African American spirituals originated through an amalgamation of African religion and music with the Christian religion of slave owners and Christian hymns. Slaves were not allowed to worship by themselves; therefore, they used the traditions of their culture, blending them with the hymns taught them in the white churches.
Spirituals were sung in a call and response manner or as a "shout," which resembled traditional African dancing. According to negrospirituals.com, shouts were held after regular religious services. They were an ecstatic experience with the music and dancing building to a fervor where, "Women screamed and fell. Men, exhausted, dropped out of the ring."
African American spirituals as we know them today began in the early 1800's. Slaves who had been brought to Christian churches learned how God had set the captives free. They incorporated this hope for freedom in the songs they sang by using the words heard in the churches.
During the time of slavery as well as after, the songs held messages that covertly related information to the African American community. Words and phrases carried specific meaning, such as "home," which meant a place of freedom or "The Gospel Train," which was understood to mean the Underground Railroad.

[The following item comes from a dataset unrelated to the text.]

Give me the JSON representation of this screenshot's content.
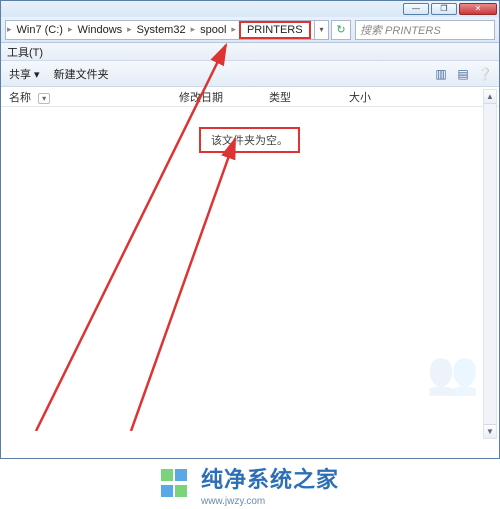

Later, during the early 1900s, spirituals began to be used as hymns of praise. They soon began to relate to the troubles experienced by African Americans during their struggle for Civil Rights.